* [SUPPLIED DATA]:

##########

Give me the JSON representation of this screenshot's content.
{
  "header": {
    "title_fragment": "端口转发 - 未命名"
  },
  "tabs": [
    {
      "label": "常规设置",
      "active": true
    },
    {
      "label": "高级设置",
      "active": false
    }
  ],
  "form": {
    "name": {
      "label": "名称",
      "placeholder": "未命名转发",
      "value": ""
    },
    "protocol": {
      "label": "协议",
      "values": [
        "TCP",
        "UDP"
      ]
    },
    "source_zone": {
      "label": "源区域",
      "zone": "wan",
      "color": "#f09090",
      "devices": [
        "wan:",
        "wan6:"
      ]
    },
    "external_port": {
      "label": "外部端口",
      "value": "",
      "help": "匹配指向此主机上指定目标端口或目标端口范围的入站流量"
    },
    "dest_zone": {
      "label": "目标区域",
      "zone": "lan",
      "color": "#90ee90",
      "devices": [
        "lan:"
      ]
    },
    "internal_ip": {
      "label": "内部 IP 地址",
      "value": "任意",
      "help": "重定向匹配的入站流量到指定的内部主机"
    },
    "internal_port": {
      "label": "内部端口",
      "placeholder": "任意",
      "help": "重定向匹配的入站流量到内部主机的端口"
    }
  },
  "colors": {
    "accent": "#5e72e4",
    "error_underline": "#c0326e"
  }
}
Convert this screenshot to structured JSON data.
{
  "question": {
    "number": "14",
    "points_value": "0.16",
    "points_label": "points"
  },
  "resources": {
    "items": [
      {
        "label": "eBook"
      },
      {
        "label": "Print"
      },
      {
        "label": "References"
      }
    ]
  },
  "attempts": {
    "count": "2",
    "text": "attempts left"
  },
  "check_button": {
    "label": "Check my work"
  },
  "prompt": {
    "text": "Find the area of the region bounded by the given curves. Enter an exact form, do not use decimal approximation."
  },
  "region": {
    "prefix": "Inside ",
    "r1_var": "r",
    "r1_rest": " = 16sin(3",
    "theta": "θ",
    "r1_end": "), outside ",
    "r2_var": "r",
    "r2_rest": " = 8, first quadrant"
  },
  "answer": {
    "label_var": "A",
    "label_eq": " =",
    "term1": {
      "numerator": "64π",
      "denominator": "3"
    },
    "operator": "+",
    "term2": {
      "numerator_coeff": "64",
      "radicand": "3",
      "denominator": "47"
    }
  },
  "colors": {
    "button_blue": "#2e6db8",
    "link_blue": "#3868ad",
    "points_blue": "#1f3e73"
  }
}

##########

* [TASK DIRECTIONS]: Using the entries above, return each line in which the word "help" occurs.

* [RESPONSE TO THE TASK]:
      "help": "匹配指向此主机上指定目标端口或目标端口范围的入站流量"
      "help": "重定向匹配的入站流量到指定的内部主机"
      "help": "重定向匹配的入站流量到内部主机的端口"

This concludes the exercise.